Exactly how many lines below mention "的笔算方法"? Answer with that number alone.
RECORDS FOR THIS TASK Block Start
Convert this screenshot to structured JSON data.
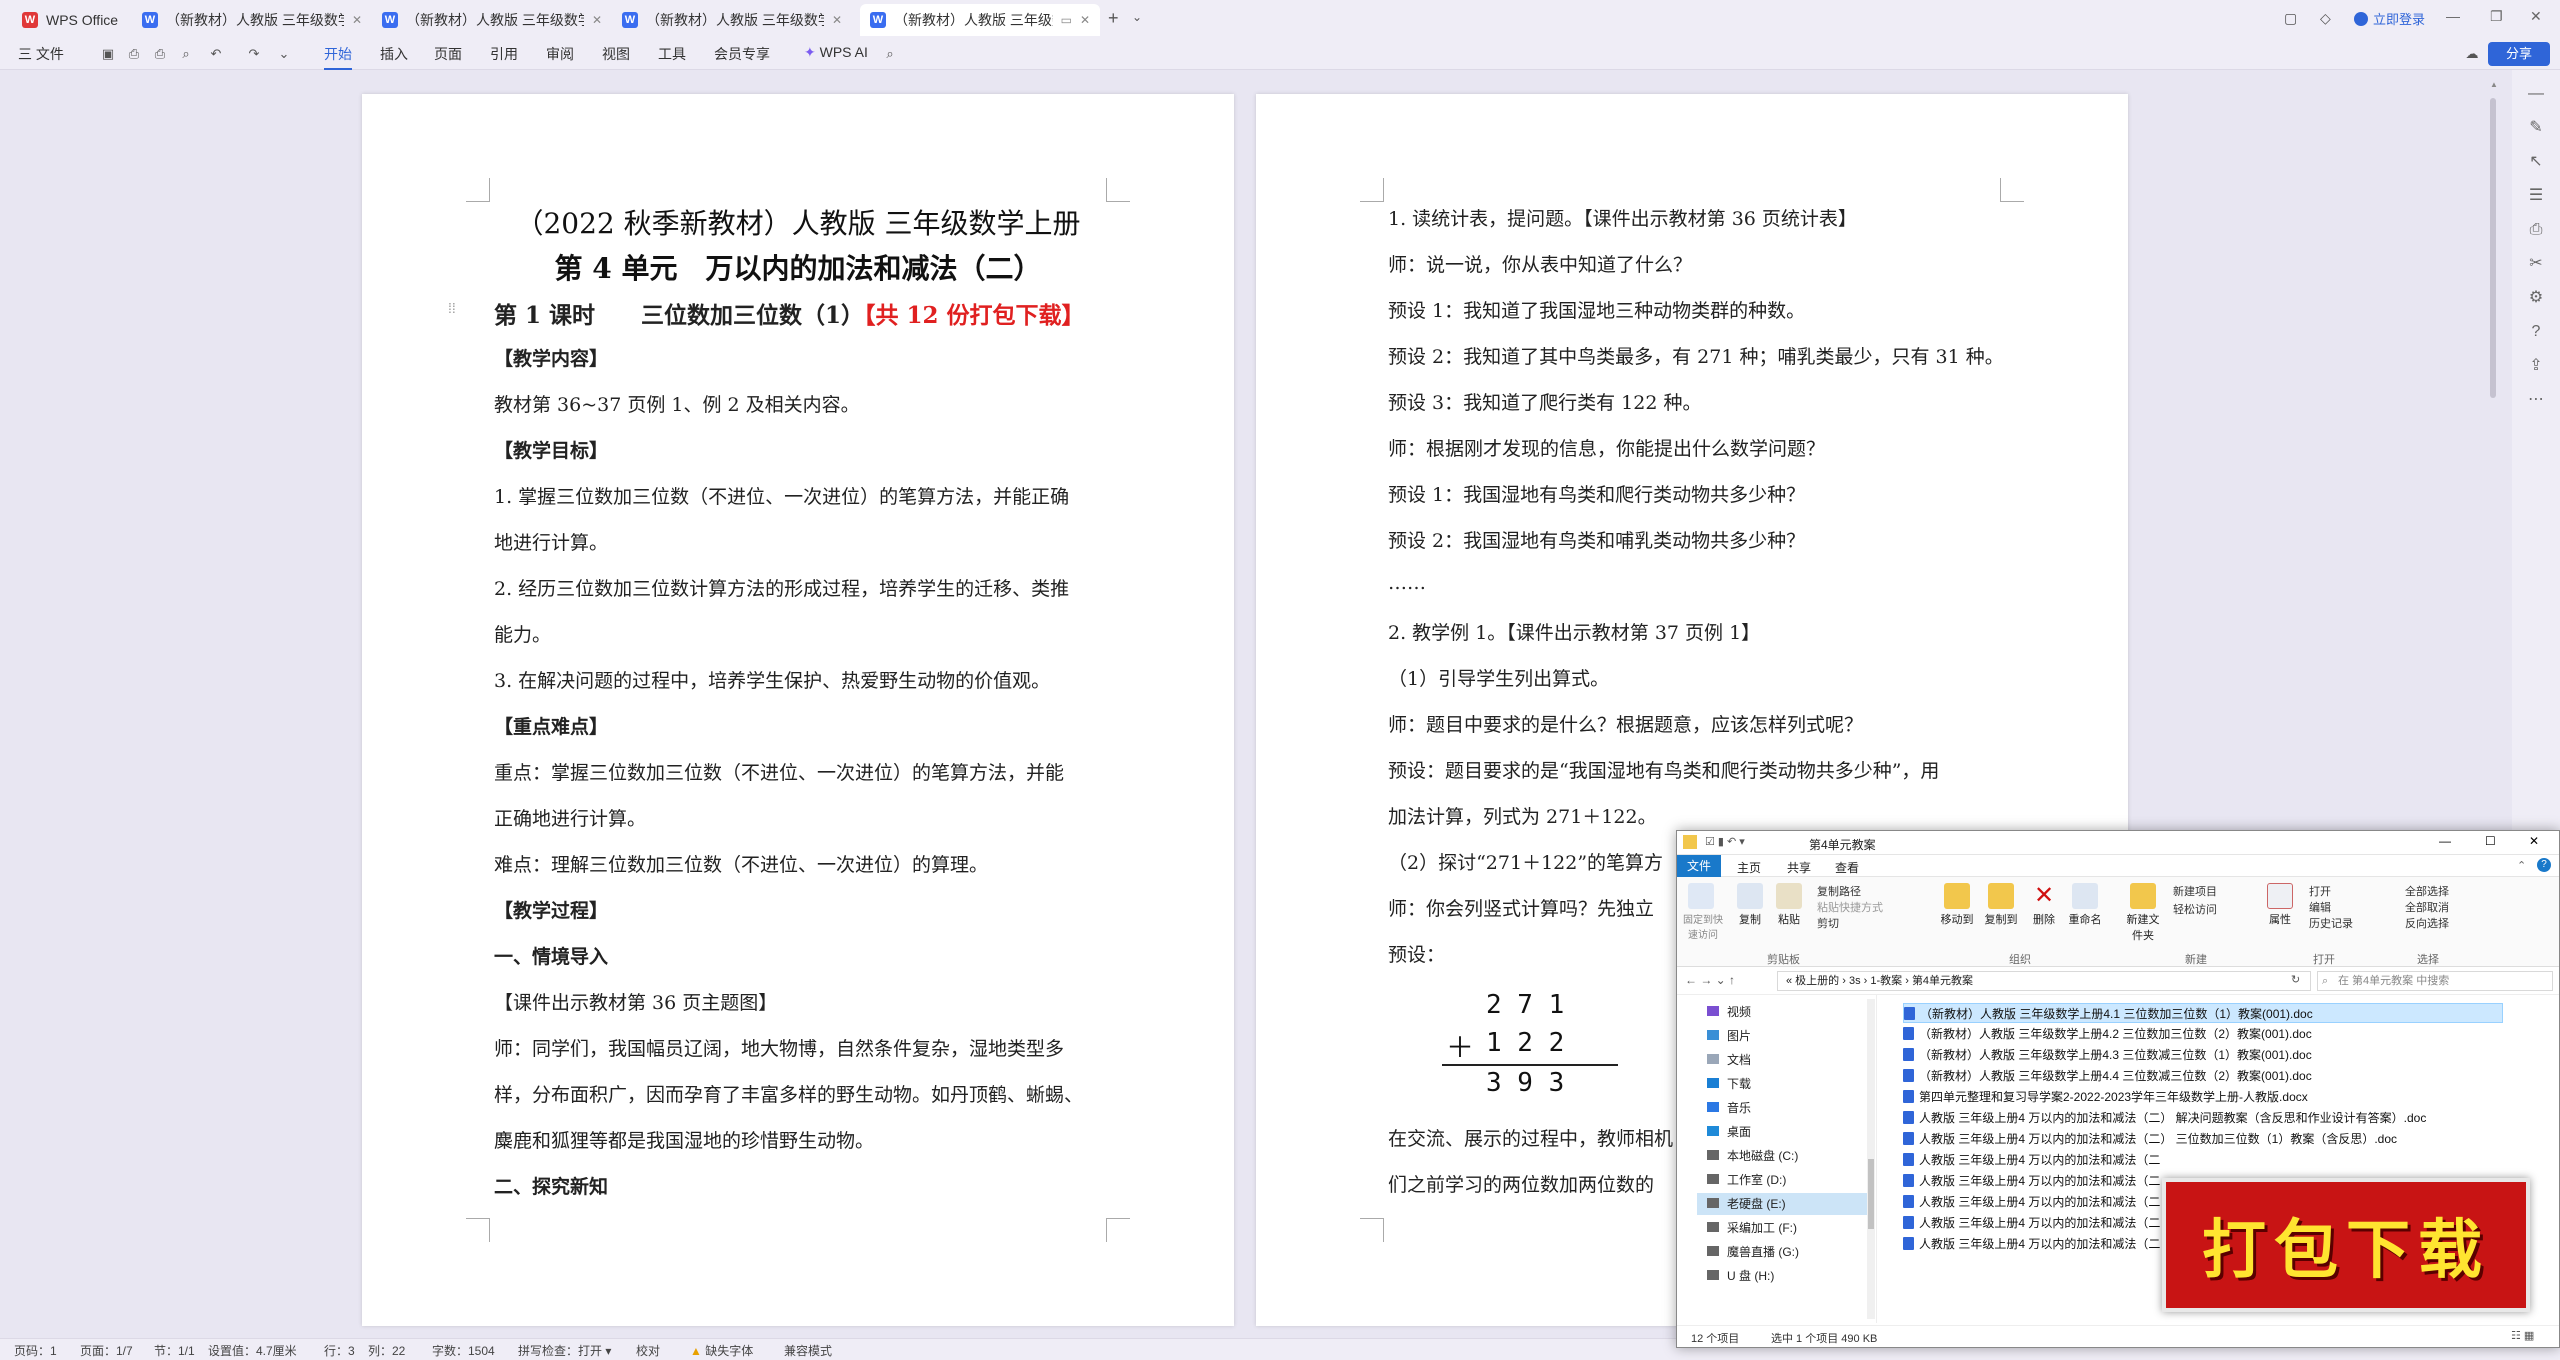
{
  "tabs": [
    {
      "label": "WPS Office",
      "kind": "wps"
    },
    {
      "label": "（新教材）人教版 三年级数学上册",
      "kind": "w"
    },
    {
      "label": "（新教材）人教版 三年级数学上册",
      "kind": "w"
    },
    {
      "label": "（新教材）人教版 三年级数学上册",
      "kind": "w"
    },
    {
      "label": "（新教材）人教版 三年级数学",
      "kind": "w"
    }
  ],
  "titlebar": {
    "login": "立即登录",
    "share": "分享"
  },
  "menu": {
    "file": "三 文件",
    "items": [
      "开始",
      "插入",
      "页面",
      "引用",
      "审阅",
      "视图",
      "工具",
      "会员专享"
    ],
    "ai": "WPS AI"
  },
  "page1": {
    "title1": "（2022 秋季新教材）人教版 三年级数学上册",
    "title2": "第 4 单元　万以内的加法和减法（二）",
    "lesson_pre": "第 1 课时　　三位数加三位数（1）",
    "lesson_red": "【共 12 份打包下载】",
    "lines": [
      {
        "t": "【教学内容】",
        "b": true
      },
      {
        "t": "教材第 36~37 页例 1、例 2 及相关内容。",
        "b": false
      },
      {
        "t": "【教学目标】",
        "b": true
      },
      {
        "t": "1. 掌握三位数加三位数（不进位、一次进位）的笔算方法，并能正确",
        "b": false
      },
      {
        "t": "地进行计算。",
        "b": false
      },
      {
        "t": "2. 经历三位数加三位数计算方法的形成过程，培养学生的迁移、类推",
        "b": false
      },
      {
        "t": "能力。",
        "b": false
      },
      {
        "t": "3. 在解决问题的过程中，培养学生保护、热爱野生动物的价值观。",
        "b": false
      },
      {
        "t": "【重点难点】",
        "b": true
      },
      {
        "t": "重点：掌握三位数加三位数（不进位、一次进位）的笔算方法，并能",
        "b": false
      },
      {
        "t": "正确地进行计算。",
        "b": false
      },
      {
        "t": "难点：理解三位数加三位数（不进位、一次进位）的算理。",
        "b": false
      },
      {
        "t": "【教学过程】",
        "b": true
      },
      {
        "t": "一、情境导入",
        "b": true
      },
      {
        "t": "【课件出示教材第 36 页主题图】",
        "b": false
      },
      {
        "t": "师：同学们，我国幅员辽阔，地大物博，自然条件复杂，湿地类型多",
        "b": false
      },
      {
        "t": "样，分布面积广，因而孕育了丰富多样的野生动物。如丹顶鹤、蜥蜴、",
        "b": false
      },
      {
        "t": "麋鹿和狐狸等都是我国湿地的珍惜野生动物。",
        "b": false
      },
      {
        "t": "二、探究新知",
        "b": true
      }
    ]
  },
  "page2": {
    "lines": [
      "1. 读统计表，提问题。【课件出示教材第 36 页统计表】",
      "师：说一说，你从表中知道了什么？",
      "预设 1：我知道了我国湿地三种动物类群的种数。",
      "预设 2：我知道了其中鸟类最多，有 271 种；哺乳类最少，只有 31 种。",
      "预设 3：我知道了爬行类有 122 种。",
      "师：根据刚才发现的信息，你能提出什么数学问题？",
      "预设 1：我国湿地有鸟类和爬行类动物共多少种？",
      "预设 2：我国湿地有鸟类和哺乳类动物共多少种？",
      "……",
      "2. 教学例 1。【课件出示教材第 37 页例 1】",
      "（1）引导学生列出算式。",
      "师：题目中要求的是什么？根据题意，应该怎样列式呢？",
      "预设：题目要求的是“我国湿地有鸟类和爬行类动物共多少种”，用",
      "加法计算，列式为 271＋122。",
      "（2）探讨“271＋122”的笔算方",
      "师：你会列竖式计算吗？先独立",
      "预设："
    ],
    "calc_row1": "2 7 1",
    "calc_op": "＋",
    "calc_row2": "1 2 2",
    "calc_res": "3 9 3",
    "after1": "在交流、展示的过程中，教师相机",
    "after2": "们之前学习的两位数加两位数的"
  },
  "explorer": {
    "title": "第4单元教案",
    "ribbon_tabs": [
      "文件",
      "主页",
      "共享",
      "查看"
    ],
    "groups": [
      "剪贴板",
      "组织",
      "新建",
      "打开",
      "选择"
    ],
    "buttons": {
      "pin": "固定到快速访问",
      "copy": "复制",
      "paste": "粘贴",
      "copypath": "复制路径",
      "pasteshort": "粘贴快捷方式",
      "cut": "剪切",
      "move": "移动到",
      "copyto": "复制到",
      "delete": "删除",
      "rename": "重命名",
      "newfolder": "新建文件夹",
      "newitem": "新建项目",
      "easyaccess": "轻松访问",
      "props": "属性",
      "open": "打开",
      "edit": "编辑",
      "history": "历史记录",
      "selectall": "全部选择",
      "selectnone": "全部取消",
      "invert": "反向选择"
    },
    "path": [
      "« 极上册的",
      "3s",
      "1-教案",
      "第4单元教案"
    ],
    "search_placeholder": "在 第4单元教案 中搜索",
    "nav": [
      "视频",
      "图片",
      "文档",
      "下载",
      "音乐",
      "桌面",
      "本地磁盘 (C:)",
      "工作室 (D:)",
      "老硬盘 (E:)",
      "采编加工 (F:)",
      "魔兽直播 (G:)",
      "U 盘 (H:)"
    ],
    "nav_selected": 8,
    "files": [
      "（新教材）人教版 三年级数学上册4.1  三位数加三位数（1）教案(001).doc",
      "（新教材）人教版 三年级数学上册4.2  三位数加三位数（2）教案(001).doc",
      "（新教材）人教版 三年级数学上册4.3  三位数减三位数（1）教案(001).doc",
      "（新教材）人教版 三年级数学上册4.4  三位数减三位数（2）教案(001).doc",
      "第四单元整理和复习导学案2-2022-2023学年三年级数学上册-人教版.docx",
      "人教版 三年级上册4 万以内的加法和减法（二） 解决问题教案（含反思和作业设计有答案）.doc",
      "人教版 三年级上册4 万以内的加法和减法（二） 三位数加三位数（1）教案（含反思）.doc",
      "人教版 三年级上册4 万以内的加法和减法（二",
      "人教版 三年级上册4 万以内的加法和减法（二",
      "人教版 三年级上册4 万以内的加法和减法（二",
      "人教版 三年级上册4 万以内的加法和减法（二",
      "人教版 三年级上册4 万以内的加法和减法（二"
    ],
    "status_count": "12 个项目",
    "status_sel": "选中 1 个项目  490 KB"
  },
  "promo": "打包下载",
  "status": {
    "items": [
      "页码：1",
      "页面：1/7",
      "节：1/1",
      "设置值：4.7厘米",
      "行：3",
      "列：22",
      "字数：1504",
      "拼写检查：打开 ▾",
      "校对",
      "缺失字体",
      "兼容模式"
    ]
  },
  "colors": {
    "accent": "#2f65d8",
    "red": "#e02020",
    "promo_bg": "#c81414",
    "promo_text": "#ffe430"
  }
}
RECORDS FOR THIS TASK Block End
== RESPONSE TO THIS EXERCISE ==
2